For instance, suppose your sales managers often work remotely via VPN. However, VPN makes processes very slow, so occasionally they opt for third-party solutions like Dropbox or Google Drive instead. Working with confidential partner and customer data through these means puts that data at risk, because you have no control over activity around it and might miss potentially harmful actions that could lead to a breach. You estimate the cost of such an incident to be X millions of dollars, noting that that figure includes just detection, investigation and regulatory fines, and not the negative public sentiment, downtime and legal costs that the company could also incur.

Step 3: Offer a solution and highlight benefits

 Provide a clear, actionable plan for how you are going to use the budget you request to reduce the IT risks you identified to a level acceptable to the business. This plan must include resources (people, technologies, etc.), deadlines and a detailed budget that says how much money will be spent on what.

To support your argument, you should estimate the expected return on security investment (ROSI) for your planned investments in order to prove their effectiveness in balancing risk and cost. You can base this calculation on direct prevention of financial losses, as we just discussed. The best way is to use the SANS Institute’s quantitative risk analysis formula. It estimates ROSI by quantifying how well the solution mitigates the risks it is intended to address and how much money can be saved due to the reduced risk exposure. Even if the estimate isn’t completely accurate, using the same scoring algorithm over time is a good way to compare the return on your security projects.

Apart from underlining the losses the company might avoid, it is great if you can translate the value that your security project can bring to the business.  In other words, try to present your budget requests to the board as opportunities for assisting in meeting their business objectives, such as reducing costs, increasing revenue or increasing the company’s value on the market. If you can calculate these values in numbers, your case will be even stronger.

Let’s go back to my previous example. To reduce the risk posed to the confidential data caused by sales managers bypassing the VPN and using Dropbox, you propose moving the data to a cloud repository and deploying a cloud access security broker (CASB) solution. The CASB will help you ensure that traffic between your environment and the cloud provider’s complies with your security policies. If your executives agree to invest in this solution, you will reduce the risk of monetary loss from a breach, which you estimate at $X, based on your previous estimate of the cost of a data breach and your ROSI calculation. To put the icing on the cake, you can enumerate the following additional benefits:
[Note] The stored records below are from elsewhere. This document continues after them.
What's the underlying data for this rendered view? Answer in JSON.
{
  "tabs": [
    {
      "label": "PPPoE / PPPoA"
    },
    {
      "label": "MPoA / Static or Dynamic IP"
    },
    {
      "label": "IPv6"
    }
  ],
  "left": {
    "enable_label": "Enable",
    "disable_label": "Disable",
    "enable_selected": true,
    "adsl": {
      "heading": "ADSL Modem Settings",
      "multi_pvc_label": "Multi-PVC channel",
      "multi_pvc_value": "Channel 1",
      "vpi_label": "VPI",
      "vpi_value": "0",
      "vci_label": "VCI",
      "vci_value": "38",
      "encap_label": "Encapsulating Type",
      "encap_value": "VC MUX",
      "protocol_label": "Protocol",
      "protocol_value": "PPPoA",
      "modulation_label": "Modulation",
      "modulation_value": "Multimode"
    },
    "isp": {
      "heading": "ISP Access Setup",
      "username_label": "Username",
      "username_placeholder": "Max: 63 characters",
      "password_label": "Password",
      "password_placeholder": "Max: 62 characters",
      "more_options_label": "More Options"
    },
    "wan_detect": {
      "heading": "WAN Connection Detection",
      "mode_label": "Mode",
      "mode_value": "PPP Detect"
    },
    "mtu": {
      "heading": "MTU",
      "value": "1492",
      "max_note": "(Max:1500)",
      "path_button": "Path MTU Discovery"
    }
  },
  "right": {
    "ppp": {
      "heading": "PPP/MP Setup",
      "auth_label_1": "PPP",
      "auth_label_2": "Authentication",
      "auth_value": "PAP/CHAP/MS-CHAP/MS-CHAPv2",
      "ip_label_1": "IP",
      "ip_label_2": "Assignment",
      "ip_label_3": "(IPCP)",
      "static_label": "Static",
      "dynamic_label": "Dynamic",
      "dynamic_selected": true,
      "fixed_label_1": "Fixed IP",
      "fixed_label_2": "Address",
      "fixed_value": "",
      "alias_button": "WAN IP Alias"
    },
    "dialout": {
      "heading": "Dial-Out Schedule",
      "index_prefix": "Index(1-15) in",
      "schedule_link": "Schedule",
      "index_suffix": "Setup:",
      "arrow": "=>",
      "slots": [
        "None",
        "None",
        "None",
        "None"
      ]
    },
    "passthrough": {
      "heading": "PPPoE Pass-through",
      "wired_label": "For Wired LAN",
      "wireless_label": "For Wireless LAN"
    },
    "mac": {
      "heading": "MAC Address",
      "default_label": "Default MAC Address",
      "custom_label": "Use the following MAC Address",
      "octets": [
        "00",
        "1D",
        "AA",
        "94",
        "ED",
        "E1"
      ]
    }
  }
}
  • Users will be able to access cloud services seamlessly and do their job more efficiently.
  • The compliance team will have full control over activity in the cloud, so your company will stay compliant. Moreover, audit preparation and audits themselves will take far less time, so there will be no need to hire additional employees to help with those tasks.
  • By having a centralized view of cloud services, the IT department might be able detect services that are rarely or never used and cancel them to reduce costs.
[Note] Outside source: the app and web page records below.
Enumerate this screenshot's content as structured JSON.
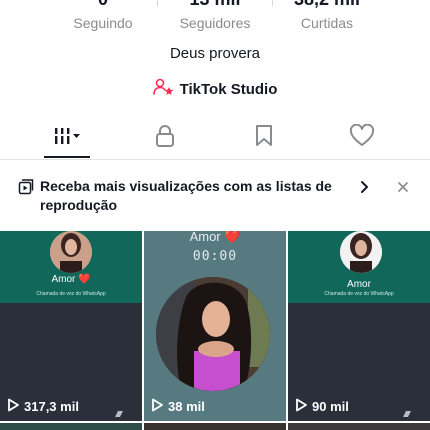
{
  "profile": {
    "stats": [
      {
        "value": "0",
        "label": "Seguindo"
      },
      {
        "value": "13 mil",
        "label": "Seguidores"
      },
      {
        "value": "38,2 mil",
        "label": "Curtidas"
      }
    ],
    "bio": "Deus provera",
    "studio_label": "TikTok Studio"
  },
  "tabs": [
    {
      "icon": "videos-grid-icon",
      "active": true
    },
    {
      "icon": "lock-icon",
      "active": false
    },
    {
      "icon": "bookmark-icon",
      "active": false
    },
    {
      "icon": "heart-icon",
      "active": false
    }
  ],
  "banner": {
    "icon": "playlist-icon",
    "text": "Receba mais visualizações com as listas de reprodução"
  },
  "videos": [
    {
      "views": "317,3 mil",
      "caption": "Amor ❤️",
      "subcaption": "Chamada de voz do WhatsApp"
    },
    {
      "views": "38 mil",
      "caption": "Amor ❤️",
      "timer": "00:00"
    },
    {
      "views": "90 mil",
      "caption": "Amor",
      "subcaption": "Chamada de voz do WhatsApp"
    }
  ],
  "colors": {
    "text": "#161823",
    "secondary": "#8a8b91",
    "studio_accent": "#fe2c55",
    "teal": "#10675a"
  }
}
These benefits will make your pitch unbearably good.

Arguing for investments in security projects is quite a challenge. Executives will not be swayed by vague promises or crystal ball predictions; you need to provide hard data that illuminates how a fortified security posture can help the business prosper. Plus, you must understand the market and your organization’s objectives very well, because it will help you identify the most business-critical risks and better articulate benefits that your board cares about.